This is a bit “wetter” than a traditional larb gai, I think. I would call this a medium-hot dish with the spicing suggested, however it is entirely subjective. For example, my sister’s head would probably have exploded had she got her gnashers round it but a hardened curry connoisseur probably wouldn’t bat an eyelid. Or bowl an earlobe. Or catch a nosehair.

Serves 3-4 (or 2 with leftovers for lunch)


400g chicken breast, cut into strips
200ml coconut milk/cream
1 medium red onion, diced
6 spring onions, chopped
2 garlic cloves, chopped or crushed
4 tbsp cashews/peanuts/almonds, crushed
1 tbsp brown sugar
2 tsp soy sauce
Juice of 1 lime
1 tsp coriander
1 tsp turmeric*
½ tsp cayenne pepper
½ tsp dried chilli flakes (or one small fresh chilli, diced)

*I just so happened to have some fresh turmeric (*cough* stolen from home).
I grated a piece approx 3cm x 1cm (length x diameter) into the dish

to serve:
handful green beans/mange tout
handful fresh mint leaves
mixed leaf salad


Put the rice on the boil in a saucepan. Toast the nuts in a frying pan (without oil) until browned, then remove and place somewhere for safe keeping (trying not to eat them while you make the rest of the dish!). Add a little oil and sear the chicken on a high heat until it starts to brown. Chuck in the onion, spring onions, garlic, sugar and spices and give a good stir. Then pour in the coconut cream, soy sauce and squeeze in most of the lime juice – leaving just a little oomph left in your lime. Try saying that ten times quickly.

Drain your rice (once cooked, obviously) and stick back in the saucepan. Reduce the liquid until you’ve got a sauce that’s somewhere between sticky and runny and throw the whole lot in with the rice. Add the nuts back in (if you’ve got any left) – taking them out means they don’t go soft in the liquid as it reduces.
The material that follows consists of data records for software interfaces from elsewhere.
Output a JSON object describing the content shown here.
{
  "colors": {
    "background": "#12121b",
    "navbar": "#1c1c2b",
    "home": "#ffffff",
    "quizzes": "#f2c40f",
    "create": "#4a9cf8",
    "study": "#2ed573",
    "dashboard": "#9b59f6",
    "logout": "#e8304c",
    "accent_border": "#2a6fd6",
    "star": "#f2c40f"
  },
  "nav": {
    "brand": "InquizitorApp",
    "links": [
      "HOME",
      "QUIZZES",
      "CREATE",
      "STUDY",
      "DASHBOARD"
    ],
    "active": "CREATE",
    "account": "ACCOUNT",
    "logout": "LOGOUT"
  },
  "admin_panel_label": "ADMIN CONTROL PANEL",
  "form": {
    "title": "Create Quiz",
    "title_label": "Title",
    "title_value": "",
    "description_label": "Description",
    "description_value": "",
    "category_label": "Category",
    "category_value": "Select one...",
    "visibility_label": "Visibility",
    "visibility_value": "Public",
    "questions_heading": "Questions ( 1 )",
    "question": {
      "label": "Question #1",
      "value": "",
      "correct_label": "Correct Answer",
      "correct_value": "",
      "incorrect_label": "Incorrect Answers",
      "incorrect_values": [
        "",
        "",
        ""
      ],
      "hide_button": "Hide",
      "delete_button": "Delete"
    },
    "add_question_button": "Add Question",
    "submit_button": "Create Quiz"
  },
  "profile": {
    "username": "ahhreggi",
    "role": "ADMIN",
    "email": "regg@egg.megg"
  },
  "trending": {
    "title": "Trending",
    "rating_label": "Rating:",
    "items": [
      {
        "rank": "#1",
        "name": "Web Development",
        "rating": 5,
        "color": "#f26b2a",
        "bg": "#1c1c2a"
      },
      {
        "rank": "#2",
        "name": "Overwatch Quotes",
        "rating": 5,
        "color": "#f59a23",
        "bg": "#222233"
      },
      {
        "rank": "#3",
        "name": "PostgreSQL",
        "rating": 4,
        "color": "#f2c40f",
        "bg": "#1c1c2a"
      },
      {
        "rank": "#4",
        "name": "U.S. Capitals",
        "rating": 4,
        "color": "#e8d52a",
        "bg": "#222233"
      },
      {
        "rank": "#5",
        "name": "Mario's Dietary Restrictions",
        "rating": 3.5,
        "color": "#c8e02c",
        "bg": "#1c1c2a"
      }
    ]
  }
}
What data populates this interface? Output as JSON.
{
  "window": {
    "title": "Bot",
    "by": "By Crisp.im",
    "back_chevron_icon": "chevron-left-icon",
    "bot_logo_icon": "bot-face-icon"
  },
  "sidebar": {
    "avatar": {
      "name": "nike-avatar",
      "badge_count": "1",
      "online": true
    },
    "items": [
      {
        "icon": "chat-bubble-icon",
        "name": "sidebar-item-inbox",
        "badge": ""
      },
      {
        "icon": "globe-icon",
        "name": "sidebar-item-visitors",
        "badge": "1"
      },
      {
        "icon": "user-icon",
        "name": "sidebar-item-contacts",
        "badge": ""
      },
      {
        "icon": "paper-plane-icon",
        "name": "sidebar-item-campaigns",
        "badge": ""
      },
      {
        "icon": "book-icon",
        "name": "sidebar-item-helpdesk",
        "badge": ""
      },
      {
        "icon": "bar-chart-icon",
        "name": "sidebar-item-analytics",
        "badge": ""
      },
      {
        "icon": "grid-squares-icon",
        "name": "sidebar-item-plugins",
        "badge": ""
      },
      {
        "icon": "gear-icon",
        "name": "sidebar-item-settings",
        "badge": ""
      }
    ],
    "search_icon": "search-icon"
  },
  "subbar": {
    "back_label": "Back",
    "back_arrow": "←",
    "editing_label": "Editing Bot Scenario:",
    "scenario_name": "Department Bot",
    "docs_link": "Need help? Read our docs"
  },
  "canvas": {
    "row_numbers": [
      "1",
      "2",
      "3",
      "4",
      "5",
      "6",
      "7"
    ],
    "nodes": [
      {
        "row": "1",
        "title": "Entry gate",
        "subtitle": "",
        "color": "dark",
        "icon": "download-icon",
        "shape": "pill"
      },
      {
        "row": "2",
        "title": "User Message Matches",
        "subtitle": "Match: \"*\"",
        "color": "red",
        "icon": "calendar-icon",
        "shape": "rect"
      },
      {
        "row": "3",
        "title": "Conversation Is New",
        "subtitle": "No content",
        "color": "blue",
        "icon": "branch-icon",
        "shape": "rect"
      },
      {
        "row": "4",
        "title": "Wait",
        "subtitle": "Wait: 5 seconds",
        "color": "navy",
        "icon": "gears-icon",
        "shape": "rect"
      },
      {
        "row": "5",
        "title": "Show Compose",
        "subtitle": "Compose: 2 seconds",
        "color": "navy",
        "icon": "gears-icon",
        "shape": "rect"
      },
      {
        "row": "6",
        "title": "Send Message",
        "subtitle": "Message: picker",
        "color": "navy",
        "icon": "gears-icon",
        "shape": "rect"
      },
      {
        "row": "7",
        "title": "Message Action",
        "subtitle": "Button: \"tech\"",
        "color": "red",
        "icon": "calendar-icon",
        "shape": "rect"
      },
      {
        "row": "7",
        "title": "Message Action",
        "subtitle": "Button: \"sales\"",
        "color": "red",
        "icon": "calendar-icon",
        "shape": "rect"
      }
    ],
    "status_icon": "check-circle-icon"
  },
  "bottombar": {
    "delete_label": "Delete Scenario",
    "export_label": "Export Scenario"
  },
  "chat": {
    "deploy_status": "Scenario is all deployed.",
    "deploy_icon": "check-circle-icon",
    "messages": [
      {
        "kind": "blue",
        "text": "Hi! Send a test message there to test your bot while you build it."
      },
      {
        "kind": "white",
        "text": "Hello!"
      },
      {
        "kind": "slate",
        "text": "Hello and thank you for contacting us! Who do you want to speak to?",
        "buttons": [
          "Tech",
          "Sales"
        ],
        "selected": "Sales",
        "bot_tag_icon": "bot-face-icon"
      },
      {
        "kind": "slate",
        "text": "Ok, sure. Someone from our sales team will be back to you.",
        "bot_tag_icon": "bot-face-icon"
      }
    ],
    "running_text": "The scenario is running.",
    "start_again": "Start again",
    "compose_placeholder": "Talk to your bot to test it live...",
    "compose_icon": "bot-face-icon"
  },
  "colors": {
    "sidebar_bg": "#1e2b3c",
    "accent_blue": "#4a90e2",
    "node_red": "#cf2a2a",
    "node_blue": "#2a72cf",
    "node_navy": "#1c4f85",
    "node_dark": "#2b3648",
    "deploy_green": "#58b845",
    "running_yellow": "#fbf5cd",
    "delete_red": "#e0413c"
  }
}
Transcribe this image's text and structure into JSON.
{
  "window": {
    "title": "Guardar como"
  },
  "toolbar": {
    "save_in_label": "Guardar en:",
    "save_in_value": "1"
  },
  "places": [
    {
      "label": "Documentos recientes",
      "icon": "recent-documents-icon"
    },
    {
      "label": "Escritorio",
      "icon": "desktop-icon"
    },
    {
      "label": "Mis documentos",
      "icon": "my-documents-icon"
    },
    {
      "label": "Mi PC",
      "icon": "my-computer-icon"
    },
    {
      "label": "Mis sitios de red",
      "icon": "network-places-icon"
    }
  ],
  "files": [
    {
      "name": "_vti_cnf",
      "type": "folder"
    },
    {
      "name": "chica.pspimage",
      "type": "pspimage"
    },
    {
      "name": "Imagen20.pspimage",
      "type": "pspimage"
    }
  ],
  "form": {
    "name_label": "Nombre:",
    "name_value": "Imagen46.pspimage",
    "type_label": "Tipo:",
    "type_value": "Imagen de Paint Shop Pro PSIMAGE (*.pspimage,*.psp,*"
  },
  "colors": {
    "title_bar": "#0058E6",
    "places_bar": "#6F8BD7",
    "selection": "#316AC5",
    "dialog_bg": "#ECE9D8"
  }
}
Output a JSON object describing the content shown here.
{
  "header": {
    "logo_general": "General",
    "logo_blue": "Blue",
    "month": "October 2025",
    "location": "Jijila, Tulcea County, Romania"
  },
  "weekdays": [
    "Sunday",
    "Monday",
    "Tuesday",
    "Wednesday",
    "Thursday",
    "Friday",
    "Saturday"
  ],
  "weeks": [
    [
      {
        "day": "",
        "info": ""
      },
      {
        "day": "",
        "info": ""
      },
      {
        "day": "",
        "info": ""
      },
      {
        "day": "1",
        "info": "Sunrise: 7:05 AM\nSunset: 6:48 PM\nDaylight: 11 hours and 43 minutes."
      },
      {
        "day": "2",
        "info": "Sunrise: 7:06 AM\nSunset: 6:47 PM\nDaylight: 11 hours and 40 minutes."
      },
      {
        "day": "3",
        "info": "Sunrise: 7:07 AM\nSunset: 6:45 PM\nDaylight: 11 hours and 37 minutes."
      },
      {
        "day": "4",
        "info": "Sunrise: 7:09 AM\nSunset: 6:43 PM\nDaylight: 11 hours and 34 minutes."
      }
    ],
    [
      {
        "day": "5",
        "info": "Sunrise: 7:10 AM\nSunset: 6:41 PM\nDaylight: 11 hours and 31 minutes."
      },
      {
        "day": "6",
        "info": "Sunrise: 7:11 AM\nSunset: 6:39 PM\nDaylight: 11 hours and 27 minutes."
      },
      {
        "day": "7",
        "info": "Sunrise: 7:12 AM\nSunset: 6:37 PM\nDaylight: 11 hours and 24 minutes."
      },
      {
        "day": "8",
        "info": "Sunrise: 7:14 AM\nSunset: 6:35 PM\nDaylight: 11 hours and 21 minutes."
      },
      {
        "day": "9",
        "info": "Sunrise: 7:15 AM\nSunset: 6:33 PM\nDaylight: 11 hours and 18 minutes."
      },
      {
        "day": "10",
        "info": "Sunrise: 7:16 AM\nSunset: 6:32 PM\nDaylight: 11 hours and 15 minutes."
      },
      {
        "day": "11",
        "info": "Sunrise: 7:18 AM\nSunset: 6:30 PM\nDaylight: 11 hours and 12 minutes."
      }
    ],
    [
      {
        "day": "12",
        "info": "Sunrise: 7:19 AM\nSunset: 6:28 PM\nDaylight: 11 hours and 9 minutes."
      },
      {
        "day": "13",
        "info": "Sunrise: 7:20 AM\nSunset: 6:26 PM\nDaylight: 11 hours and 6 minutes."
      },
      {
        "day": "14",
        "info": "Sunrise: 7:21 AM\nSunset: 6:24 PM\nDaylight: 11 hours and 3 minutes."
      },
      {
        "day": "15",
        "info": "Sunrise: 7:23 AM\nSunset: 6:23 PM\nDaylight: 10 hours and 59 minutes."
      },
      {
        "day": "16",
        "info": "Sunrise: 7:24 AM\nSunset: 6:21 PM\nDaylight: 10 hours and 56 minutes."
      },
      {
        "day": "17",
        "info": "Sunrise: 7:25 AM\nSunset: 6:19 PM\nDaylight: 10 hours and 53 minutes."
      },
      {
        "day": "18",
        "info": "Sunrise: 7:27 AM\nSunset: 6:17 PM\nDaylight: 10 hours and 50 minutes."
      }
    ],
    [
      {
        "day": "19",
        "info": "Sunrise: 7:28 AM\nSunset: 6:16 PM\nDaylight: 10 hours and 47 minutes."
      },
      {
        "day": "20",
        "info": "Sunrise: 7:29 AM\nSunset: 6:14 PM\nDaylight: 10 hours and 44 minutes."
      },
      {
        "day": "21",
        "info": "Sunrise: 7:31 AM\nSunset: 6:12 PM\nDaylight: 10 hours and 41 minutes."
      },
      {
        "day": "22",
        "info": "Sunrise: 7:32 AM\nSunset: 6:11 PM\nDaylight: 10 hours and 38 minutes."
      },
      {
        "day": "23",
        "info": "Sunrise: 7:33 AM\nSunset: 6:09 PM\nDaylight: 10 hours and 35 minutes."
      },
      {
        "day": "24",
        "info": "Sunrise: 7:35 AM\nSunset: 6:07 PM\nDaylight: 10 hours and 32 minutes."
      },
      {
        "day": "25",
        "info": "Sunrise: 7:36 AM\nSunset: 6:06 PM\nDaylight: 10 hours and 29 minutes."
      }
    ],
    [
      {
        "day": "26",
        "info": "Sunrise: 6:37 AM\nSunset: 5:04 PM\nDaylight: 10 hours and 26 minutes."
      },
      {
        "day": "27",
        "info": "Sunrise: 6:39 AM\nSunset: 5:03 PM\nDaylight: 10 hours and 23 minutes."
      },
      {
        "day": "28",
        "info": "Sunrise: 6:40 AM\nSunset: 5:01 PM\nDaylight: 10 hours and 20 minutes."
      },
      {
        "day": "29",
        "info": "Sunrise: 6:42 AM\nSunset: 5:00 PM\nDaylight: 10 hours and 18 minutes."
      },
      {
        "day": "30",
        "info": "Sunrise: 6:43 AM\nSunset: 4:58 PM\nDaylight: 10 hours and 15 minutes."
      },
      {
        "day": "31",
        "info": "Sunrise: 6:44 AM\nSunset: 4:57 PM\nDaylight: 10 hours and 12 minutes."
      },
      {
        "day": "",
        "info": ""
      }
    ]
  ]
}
Throw some salad on a plate, then add your chicken and rice mix and top with a few green beans, the mint leaves (casually ripped) and a final squeeze of your now extensively mined lime. In the past year I have discovered a love for uncooked vegetables, which is somewhat embarrassing as I always used to mock my dad for his similar love, hence my beans were raw. Feel free however to chuck them into the mix as the sauce reduces if you prefer your greens less crunchy.

et voilà.

Here are some suggestions of potential additions/substitutions

– Roasted rice powder – I might do this next time. Add dry rice to a frying pan and toast on a high heat until brown, then grind down with a pestle and mortar
– Fish sauce
– Ginger
– Lemongrass
– Cumin